Potstickers supposedly started out as boiled dumplings that a chef forgot about in the wok (“guō”) and they stuck (“tiē”) after the water had cooked away. His guests loved the contrast between succulent filling, tender-chewy skin, and crusty bottom, and thus the potsticker was born. The modern way to mimic the chef’s delicious accident is to cook potstickers in a skillet with water and oil, which steams the dumplings and fries their bottoms to a golden, toasty finish. They are technically called jiānjiǎo in Chinese, which means shallow-fried dumplings; but in the West, we commonly know them as potstickers and panfried dumplings. “Fried” dumplings can be panfried or deep-fried.
Watch Andrea Nguyen demonstrate how to wrap a dumpling in this CHOW video.

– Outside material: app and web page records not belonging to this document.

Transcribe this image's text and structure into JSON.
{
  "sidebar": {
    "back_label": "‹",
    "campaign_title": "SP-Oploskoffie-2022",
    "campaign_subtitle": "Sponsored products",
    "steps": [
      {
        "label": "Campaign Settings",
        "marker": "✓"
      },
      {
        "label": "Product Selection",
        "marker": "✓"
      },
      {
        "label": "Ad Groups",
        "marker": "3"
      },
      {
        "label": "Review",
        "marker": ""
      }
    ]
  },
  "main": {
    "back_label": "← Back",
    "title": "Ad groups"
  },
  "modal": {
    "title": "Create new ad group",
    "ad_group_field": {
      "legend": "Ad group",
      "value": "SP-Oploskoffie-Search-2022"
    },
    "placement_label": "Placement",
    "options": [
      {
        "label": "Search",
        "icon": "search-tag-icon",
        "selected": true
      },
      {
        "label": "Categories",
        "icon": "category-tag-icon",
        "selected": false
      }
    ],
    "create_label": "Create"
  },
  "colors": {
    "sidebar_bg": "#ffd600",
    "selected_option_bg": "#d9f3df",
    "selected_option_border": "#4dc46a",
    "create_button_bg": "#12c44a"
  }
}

This recipe was featured as part of our Chinese New Year Dishes for Valentine’s Day photo gallery.